Data about app and page elements:
Segment Open
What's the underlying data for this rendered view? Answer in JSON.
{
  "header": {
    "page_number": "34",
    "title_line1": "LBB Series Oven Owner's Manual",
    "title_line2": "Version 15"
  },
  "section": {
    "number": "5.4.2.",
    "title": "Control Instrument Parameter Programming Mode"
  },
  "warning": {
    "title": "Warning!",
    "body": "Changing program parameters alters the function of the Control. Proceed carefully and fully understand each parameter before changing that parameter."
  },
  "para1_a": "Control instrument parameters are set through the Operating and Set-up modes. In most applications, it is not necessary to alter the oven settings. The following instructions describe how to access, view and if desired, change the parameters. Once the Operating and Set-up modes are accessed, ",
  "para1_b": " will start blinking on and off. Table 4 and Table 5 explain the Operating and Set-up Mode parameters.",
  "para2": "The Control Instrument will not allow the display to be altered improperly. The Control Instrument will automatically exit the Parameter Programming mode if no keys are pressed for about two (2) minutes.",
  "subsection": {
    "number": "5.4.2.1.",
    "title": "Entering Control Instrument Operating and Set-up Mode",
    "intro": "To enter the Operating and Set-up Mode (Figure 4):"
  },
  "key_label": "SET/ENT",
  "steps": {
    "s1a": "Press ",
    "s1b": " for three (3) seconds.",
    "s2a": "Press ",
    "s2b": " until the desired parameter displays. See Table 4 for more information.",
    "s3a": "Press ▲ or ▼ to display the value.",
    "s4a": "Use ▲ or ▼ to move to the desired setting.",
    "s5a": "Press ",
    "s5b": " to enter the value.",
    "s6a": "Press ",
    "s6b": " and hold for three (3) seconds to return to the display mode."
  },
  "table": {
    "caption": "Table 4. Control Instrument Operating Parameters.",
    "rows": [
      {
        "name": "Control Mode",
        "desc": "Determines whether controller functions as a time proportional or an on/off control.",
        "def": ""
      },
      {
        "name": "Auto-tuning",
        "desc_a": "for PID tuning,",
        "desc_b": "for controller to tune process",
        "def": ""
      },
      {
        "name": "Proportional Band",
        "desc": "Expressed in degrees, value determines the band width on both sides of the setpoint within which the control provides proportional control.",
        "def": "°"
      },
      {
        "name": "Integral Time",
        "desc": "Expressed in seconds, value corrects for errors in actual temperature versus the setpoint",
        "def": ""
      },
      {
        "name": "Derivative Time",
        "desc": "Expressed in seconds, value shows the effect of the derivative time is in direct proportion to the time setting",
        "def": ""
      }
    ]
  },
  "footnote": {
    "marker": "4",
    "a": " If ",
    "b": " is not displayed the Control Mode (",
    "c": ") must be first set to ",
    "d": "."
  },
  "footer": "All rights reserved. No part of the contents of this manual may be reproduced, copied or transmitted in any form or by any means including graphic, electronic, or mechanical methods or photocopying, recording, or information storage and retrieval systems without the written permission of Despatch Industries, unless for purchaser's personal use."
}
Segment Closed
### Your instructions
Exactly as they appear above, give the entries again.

### Task answer
What's the underlying data for this rendered view? Answer in JSON.
{
  "header": {
    "page_number": "34",
    "title_line1": "LBB Series Oven Owner's Manual",
    "title_line2": "Version 15"
  },
  "section": {
    "number": "5.4.2.",
    "title": "Control Instrument Parameter Programming Mode"
  },
  "warning": {
    "title": "Warning!",
    "body": "Changing program parameters alters the function of the Control. Proceed carefully and fully understand each parameter before changing that parameter."
  },
  "para1_a": "Control instrument parameters are set through the Operating and Set-up modes. In most applications, it is not necessary to alter the oven settings. The following instructions describe how to access, view and if desired, change the parameters. Once the Operating and Set-up modes are accessed, ",
  "para1_b": " will start blinking on and off. Table 4 and Table 5 explain the Operating and Set-up Mode parameters.",
  "para2": "The Control Instrument will not allow the display to be altered improperly. The Control Instrument will automatically exit the Parameter Programming mode if no keys are pressed for about two (2) minutes.",
  "subsection": {
    "number": "5.4.2.1.",
    "title": "Entering Control Instrument Operating and Set-up Mode",
    "intro": "To enter the Operating and Set-up Mode (Figure 4):"
  },
  "key_label": "SET/ENT",
  "steps": {
    "s1a": "Press ",
    "s1b": " for three (3) seconds.",
    "s2a": "Press ",
    "s2b": " until the desired parameter displays. See Table 4 for more information.",
    "s3a": "Press ▲ or ▼ to display the value.",
    "s4a": "Use ▲ or ▼ to move to the desired setting.",
    "s5a": "Press ",
    "s5b": " to enter the value.",
    "s6a": "Press ",
    "s6b": " and hold for three (3) seconds to return to the display mode."
  },
  "table": {
    "caption": "Table 4. Control Instrument Operating Parameters.",
    "rows": [
      {
        "name": "Control Mode",
        "desc": "Determines whether controller functions as a time proportional or an on/off control.",
        "def": ""
      },
      {
        "name": "Auto-tuning",
        "desc_a": "for PID tuning,",
        "desc_b": "for controller to tune process",
        "def": ""
      },
      {
        "name": "Proportional Band",
        "desc": "Expressed in degrees, value determines the band width on both sides of the setpoint within which the control provides proportional control.",
        "def": "°"
      },
      {
        "name": "Integral Time",
        "desc": "Expressed in seconds, value corrects for errors in actual temperature versus the setpoint",
        "def": ""
      },
      {
        "name": "Derivative Time",
        "desc": "Expressed in seconds, value shows the effect of the derivative time is in direct proportion to the time setting",
        "def": ""
      }
    ]
  },
  "footnote": {
    "marker": "4",
    "a": " If ",
    "b": " is not displayed the Control Mode (",
    "c": ") must be first set to ",
    "d": "."
  },
  "footer": "All rights reserved. No part of the contents of this manual may be reproduced, copied or transmitted in any form or by any means including graphic, electronic, or mechanical methods or photocopying, recording, or information storage and retrieval systems without the written permission of Despatch Industries, unless for purchaser's personal use."
}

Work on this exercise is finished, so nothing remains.